▸ **Task objective**:
Would you print the listing that follows exactly, but without its pictures?

▸ **Supplied material**:
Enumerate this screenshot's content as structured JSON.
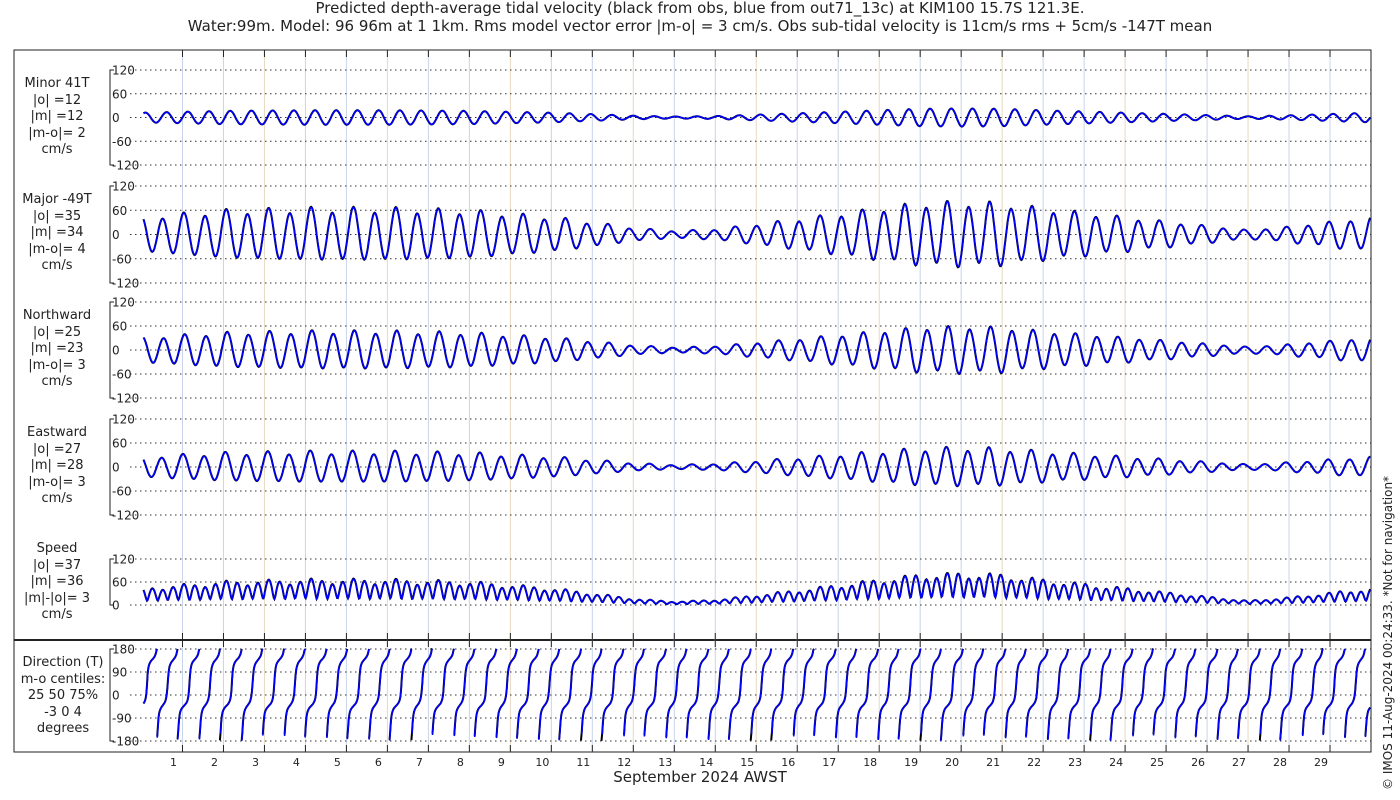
{
  "title_line1": "Predicted depth-average tidal velocity (black from obs, blue from out71_13c) at KIM100 15.7S 121.3E.",
  "title_line2": "Water:99m. Model: 96 96m at 1 1km. Rms model vector error |m-o| = 3 cm/s. Obs sub-tidal velocity is 11cm/s rms + 5cm/s -147T mean",
  "copyright": "© IMOS 11-Aug-2024 00:24:33. *Not for navigation*",
  "colors": {
    "obs": "#000000",
    "model": "#0000ff",
    "grid": "#b8c8e8"
  },
  "chart_data": {
    "type": "line",
    "xlabel": "September 2024 AWST",
    "x_ticks": [
      "1",
      "2",
      "3",
      "4",
      "5",
      "6",
      "7",
      "8",
      "9",
      "10",
      "11",
      "12",
      "13",
      "14",
      "15",
      "16",
      "17",
      "18",
      "19",
      "20",
      "21",
      "22",
      "23",
      "24",
      "25",
      "26",
      "27",
      "28",
      "29"
    ],
    "xlim_days": [
      0,
      30
    ],
    "envelope_days": [
      0,
      2,
      4,
      6,
      8,
      10,
      11,
      12,
      13,
      14,
      16,
      18,
      19,
      20,
      21,
      22,
      24,
      26,
      27,
      28,
      30
    ],
    "major_envelope": [
      40,
      55,
      60,
      60,
      55,
      40,
      28,
      15,
      8,
      12,
      35,
      60,
      72,
      75,
      72,
      60,
      40,
      20,
      10,
      18,
      40
    ],
    "panels": [
      {
        "id": "minor",
        "lines": [
          "Minor 41T",
          "|o| =12",
          "|m| =12",
          "|m-o|= 2",
          "cm/s"
        ],
        "yticks": [
          "120",
          "60",
          "0",
          "-60",
          "-120"
        ],
        "ylim": [
          -120,
          120
        ],
        "scale": 0.3
      },
      {
        "id": "major",
        "lines": [
          "Major -49T",
          "|o| =35",
          "|m| =34",
          "|m-o|= 4",
          "cm/s"
        ],
        "yticks": [
          "120",
          "60",
          "0",
          "-60",
          "-120"
        ],
        "ylim": [
          -120,
          120
        ],
        "scale": 1.0
      },
      {
        "id": "north",
        "lines": [
          "Northward",
          "|o| =25",
          "|m| =23",
          "|m-o|= 3",
          "cm/s"
        ],
        "yticks": [
          "120",
          "60",
          "0",
          "-60",
          "-120"
        ],
        "ylim": [
          -120,
          120
        ],
        "scale": 0.72
      },
      {
        "id": "east",
        "lines": [
          "Eastward",
          "|o| =27",
          "|m| =28",
          "|m-o|= 3",
          "cm/s"
        ],
        "yticks": [
          "120",
          "60",
          "0",
          "-60",
          "-120"
        ],
        "ylim": [
          -120,
          120
        ],
        "scale": 0.8
      },
      {
        "id": "speed",
        "lines": [
          "Speed",
          "|o| =37",
          "|m| =36",
          "|m|-|o|= 3",
          "cm/s"
        ],
        "yticks": [
          "120",
          "60",
          "0"
        ],
        "ylim": [
          0,
          120
        ],
        "scale": 1.0
      },
      {
        "id": "direction",
        "lines": [
          "Direction (T)",
          "m-o centiles:",
          "25  50  75%",
          "-3  0  4",
          "degrees"
        ],
        "yticks": [
          "180",
          "90",
          "0",
          "-90",
          "-180"
        ],
        "ylim": [
          -180,
          180
        ],
        "scale": 1.0
      }
    ]
  }
}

▸ **Result of this exercise**:
Enumerate this screenshot's content as structured JSON.
{
  "title_line1": "Predicted depth-average tidal velocity (black from obs, blue from out71_13c) at KIM100 15.7S 121.3E.",
  "title_line2": "Water:99m. Model: 96 96m at 1 1km. Rms model vector error |m-o| = 3 cm/s. Obs sub-tidal velocity is 11cm/s rms + 5cm/s -147T mean",
  "copyright": "© IMOS 11-Aug-2024 00:24:33. *Not for navigation*",
  "colors": {
    "obs": "#000000",
    "model": "#0000ff",
    "grid": "#b8c8e8"
  },
  "chart_data": {
    "type": "line",
    "xlabel": "September 2024 AWST",
    "x_ticks": [
      "1",
      "2",
      "3",
      "4",
      "5",
      "6",
      "7",
      "8",
      "9",
      "10",
      "11",
      "12",
      "13",
      "14",
      "15",
      "16",
      "17",
      "18",
      "19",
      "20",
      "21",
      "22",
      "23",
      "24",
      "25",
      "26",
      "27",
      "28",
      "29"
    ],
    "xlim_days": [
      0,
      30
    ],
    "envelope_days": [
      0,
      2,
      4,
      6,
      8,
      10,
      11,
      12,
      13,
      14,
      16,
      18,
      19,
      20,
      21,
      22,
      24,
      26,
      27,
      28,
      30
    ],
    "major_envelope": [
      40,
      55,
      60,
      60,
      55,
      40,
      28,
      15,
      8,
      12,
      35,
      60,
      72,
      75,
      72,
      60,
      40,
      20,
      10,
      18,
      40
    ],
    "panels": [
      {
        "id": "minor",
        "lines": [
          "Minor 41T",
          "|o| =12",
          "|m| =12",
          "|m-o|= 2",
          "cm/s"
        ],
        "yticks": [
          "120",
          "60",
          "0",
          "-60",
          "-120"
        ],
        "ylim": [
          -120,
          120
        ],
        "scale": 0.3
      },
      {
        "id": "major",
        "lines": [
          "Major -49T",
          "|o| =35",
          "|m| =34",
          "|m-o|= 4",
          "cm/s"
        ],
        "yticks": [
          "120",
          "60",
          "0",
          "-60",
          "-120"
        ],
        "ylim": [
          -120,
          120
        ],
        "scale": 1.0
      },
      {
        "id": "north",
        "lines": [
          "Northward",
          "|o| =25",
          "|m| =23",
          "|m-o|= 3",
          "cm/s"
        ],
        "yticks": [
          "120",
          "60",
          "0",
          "-60",
          "-120"
        ],
        "ylim": [
          -120,
          120
        ],
        "scale": 0.72
      },
      {
        "id": "east",
        "lines": [
          "Eastward",
          "|o| =27",
          "|m| =28",
          "|m-o|= 3",
          "cm/s"
        ],
        "yticks": [
          "120",
          "60",
          "0",
          "-60",
          "-120"
        ],
        "ylim": [
          -120,
          120
        ],
        "scale": 0.8
      },
      {
        "id": "speed",
        "lines": [
          "Speed",
          "|o| =37",
          "|m| =36",
          "|m|-|o|= 3",
          "cm/s"
        ],
        "yticks": [
          "120",
          "60",
          "0"
        ],
        "ylim": [
          0,
          120
        ],
        "scale": 1.0
      },
      {
        "id": "direction",
        "lines": [
          "Direction (T)",
          "m-o centiles:",
          "25  50  75%",
          "-3  0  4",
          "degrees"
        ],
        "yticks": [
          "180",
          "90",
          "0",
          "-90",
          "-180"
        ],
        "ylim": [
          -180,
          180
        ],
        "scale": 1.0
      }
    ]
  }
}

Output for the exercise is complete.